It also isn’t entirely clear how this announcement applies to the overlap between regulated social housing and true “exempt accommodation” which is a subset of supported accommodation to which more generous HB rules apply in both the regulated social sector and the charitable voluntary sector. Exempt accommodation is currently entering another phase of its endless consultation-review-kick-into-long-grass cycle that ha been going on for at least a decade – whatever the outcome is this time, will it apply to exempt accommodation in the regulated social sector leaving the LHA announcement applying only to schemes that sit outside the exempt accommodation subset? Who knows, but this is complicated enough to make me think that cutting HB/UC for supported housing will not be as easy or as catastrophic as it seems at first glance
A considered view as always Peter and as we both know this all stems from the mistake and incompetence of Government in not looking at how policy change in UC and other reforms affects all forms of supported housing.
Yet take your argument that a women with 4 children would qualify for the 3 or 4 bed rate of LHA in a refuge and one I accept. She will still be allocated the 1 room in the refuge which leads to all sorts of issues.
– the refuge will receive a higher HB income for that room and a lower one for the childless woman fleeing and from detailed actual figures from refuges I advise more than 30% of women in refuges are single
– that LHA rate per housing need incentivises a refuge only accepting a women with children (and just stating that obvious fact will cause ructions for obvious reasons!)

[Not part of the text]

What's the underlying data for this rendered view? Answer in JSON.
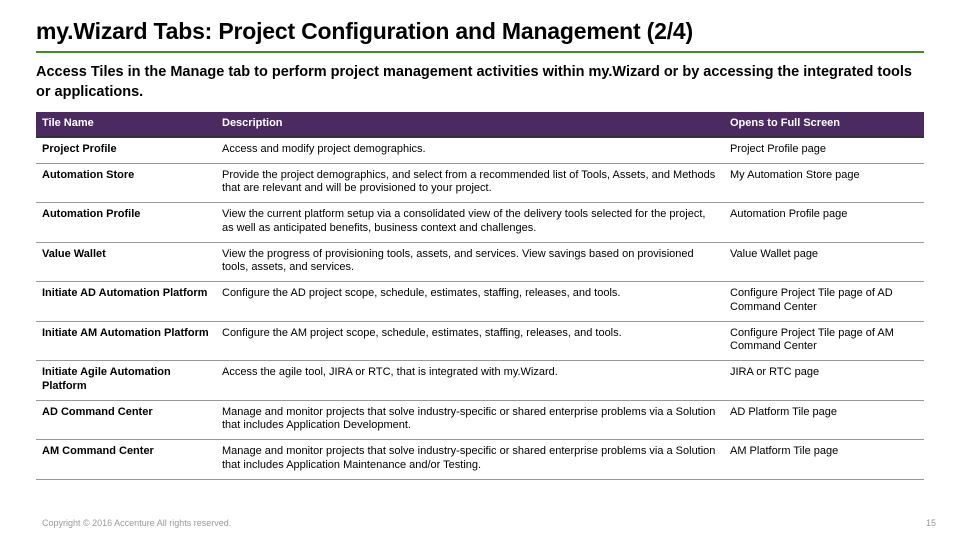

I could discuss that one issue alone with its huge number of consequences as well as many other subtleties and nuances for other supported housing provision as given this LHA linkage will only apply to new tenancies it penalises those units with the lowest average length of stay such as DA and EA environments.
The purpose of the above was to highlight the huge issues, most of which are beyond Government thinking, and raise awareness of them. The flippant announcement of HB being limited to LHA in the Autumn Statement and ‘sold’ on the basis of apparent ‘fairness’ typifies this Government’s idiocy and ideological prerogative – or issuing policy without thinking of the consequences in short.
If I had raised this about homeless hostels or sex-offender units or detox or rehab – who all share the same risks as refuges in their typical length of stay – then this post would have been ignored and the refuge example (a deserving client group q.v. the aforementioned “undeserving” provision) was used deliberately to highlight the issue of announcing policy without any forethought! And as usual we have no impact assessment being issued on this seismic change that threatens ALL supported housing.
One day we may have considered policy with regard to housing and HB in all its forms, a subject I will go and ponder over a drink with my unicorn…
I wrote to you before as I have linked one of your articles to a petition I have started as you explained it so well, better than I ever could. I’m so grateful for your informative blog and if possible could you raise awareness about the petition? It would reach so many more and we will have a chance to stop the Tories from doing this! https://petition.parliament.uk/petitions/113864
> On 11 December 2015 at 13:48 “SPeye Joe (Welfarewrites)” > wrote: > > joehalewood posted: “Conservative housing benefit changes mean that every > refuge for domestic violence and abuse will close as they will not be > financially sustainable. That is a frightening statement yet one without any > hyperbole and one of fact and the same applies to al” >